Disc replacement arthroplasty previously has been shown to be an effective alternative to spine fusion for the treatment of single-level lumbar degenerative disc disease. The purpose of the present study was to determine the twenty-four-month results of a clinical trial of the ProDisc-L total disc replacement as compared with spinal fusion for the treatment of degenerative disc disease at two contiguous vertebral levels from L3 to S1.Methods:
A total of 237 patients were treated in a randomized controlled trial designed as a non-inferiority study for regulatory application purposes. Blocked randomization was performed with use of a 2:1 ratio of total disc arthroplasty to circumferential arthrodesis. Evaluations, including patient self-assessments, physical and neurological examinations, and radiographic examinations, were performed preoperatively, six weeks postoperatively, and three, six, twelve, eighteen, and twenty-four months postoperatively.Results:
At twenty-four months, 58.8% (eighty-seven) of 148 patients in the total disc replacement group were classified as a statistical success, compared with 47.8% (thirty-two) of sixty-seven patients in the arthrodesis group; non-inferiority was demonstrated.

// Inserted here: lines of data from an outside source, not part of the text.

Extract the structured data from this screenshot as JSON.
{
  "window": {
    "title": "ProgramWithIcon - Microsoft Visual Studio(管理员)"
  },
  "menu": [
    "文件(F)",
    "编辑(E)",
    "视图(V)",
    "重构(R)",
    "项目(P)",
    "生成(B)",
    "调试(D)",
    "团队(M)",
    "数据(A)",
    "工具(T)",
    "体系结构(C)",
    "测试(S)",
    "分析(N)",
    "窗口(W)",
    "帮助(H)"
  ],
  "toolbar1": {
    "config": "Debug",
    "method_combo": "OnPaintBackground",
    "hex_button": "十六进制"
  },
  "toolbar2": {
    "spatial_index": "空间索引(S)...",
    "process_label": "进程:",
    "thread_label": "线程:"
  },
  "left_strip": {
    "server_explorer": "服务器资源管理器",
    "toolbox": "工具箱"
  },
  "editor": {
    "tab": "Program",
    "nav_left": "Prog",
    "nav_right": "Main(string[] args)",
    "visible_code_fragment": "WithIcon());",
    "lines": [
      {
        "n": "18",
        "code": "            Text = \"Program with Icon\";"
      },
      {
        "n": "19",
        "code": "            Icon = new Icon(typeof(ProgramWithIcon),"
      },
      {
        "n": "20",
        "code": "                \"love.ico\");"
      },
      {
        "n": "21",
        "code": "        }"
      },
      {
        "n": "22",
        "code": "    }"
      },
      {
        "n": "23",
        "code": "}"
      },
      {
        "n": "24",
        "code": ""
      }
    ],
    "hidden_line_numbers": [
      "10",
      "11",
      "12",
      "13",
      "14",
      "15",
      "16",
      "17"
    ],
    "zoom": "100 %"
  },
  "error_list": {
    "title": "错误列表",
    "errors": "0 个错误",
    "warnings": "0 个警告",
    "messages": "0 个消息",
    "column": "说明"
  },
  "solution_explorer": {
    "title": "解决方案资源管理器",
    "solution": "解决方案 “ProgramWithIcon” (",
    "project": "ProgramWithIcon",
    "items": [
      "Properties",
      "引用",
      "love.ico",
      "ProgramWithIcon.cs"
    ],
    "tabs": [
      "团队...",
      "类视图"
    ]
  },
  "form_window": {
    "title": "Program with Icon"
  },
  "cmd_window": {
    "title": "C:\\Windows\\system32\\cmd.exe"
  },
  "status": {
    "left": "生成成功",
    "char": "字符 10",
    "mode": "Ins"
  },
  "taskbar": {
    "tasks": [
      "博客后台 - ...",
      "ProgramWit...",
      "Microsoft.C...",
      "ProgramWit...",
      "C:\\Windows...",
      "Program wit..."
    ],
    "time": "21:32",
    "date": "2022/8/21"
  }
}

The mean Oswestry Disability Index in both groups significantly improved from baseline (p < 0.0001); the mean percentage improvement for the total disc replacement group was significantly better than that for the arthrodesis group (p = 0.0282). An established clinical criterion for success, a =15-point improvement in the Oswestry Disability Index from baseline, occurred in 73.2% (109) of 149 patients in the total disc replacement group and 59.7% (thirty-seven) of sixty-two patients in the arthrodesis group. The Short Form-36 physical component scores were significantly better for the total disc replacement group as compared with the arthrodesis group (p = 0.0141 at twenty-four months). Visual analog scale scores for satisfaction significantly favored total disc replacement from three to twenty-four months. At twenty-four months, 78.2% (111) of 142 patients in the total disc replacement group and 62.1% (thirty-six) of fifty-eight patients in the arthrodesis group responded "yes" when asked if they would have the same surgery again. Lumbar spine range of motion on radiographs averaged 7.8° at the superior disc and 6.2° at the inferior disc in patients with total disc replacement. Reduction in narcotics usage significantly favored the total disc replacement group at twenty-four months after surgery (p = 0.0020).Conclusions:
Despite the relatively short duration of follow-up and design limitations, the present study suggests that two-level lumbar disc arthroplasty is an alternative to and offers clinical advantages in terms of pain relief and functional recovery in comparison with arthrodesis. Longer-term follow-up is needed to determine the risks for implant wear and/or degenerative segment changes.Level of Evidence:
Therapeutic Level I. See Instructions to Authors for a complete description of levels of evidence.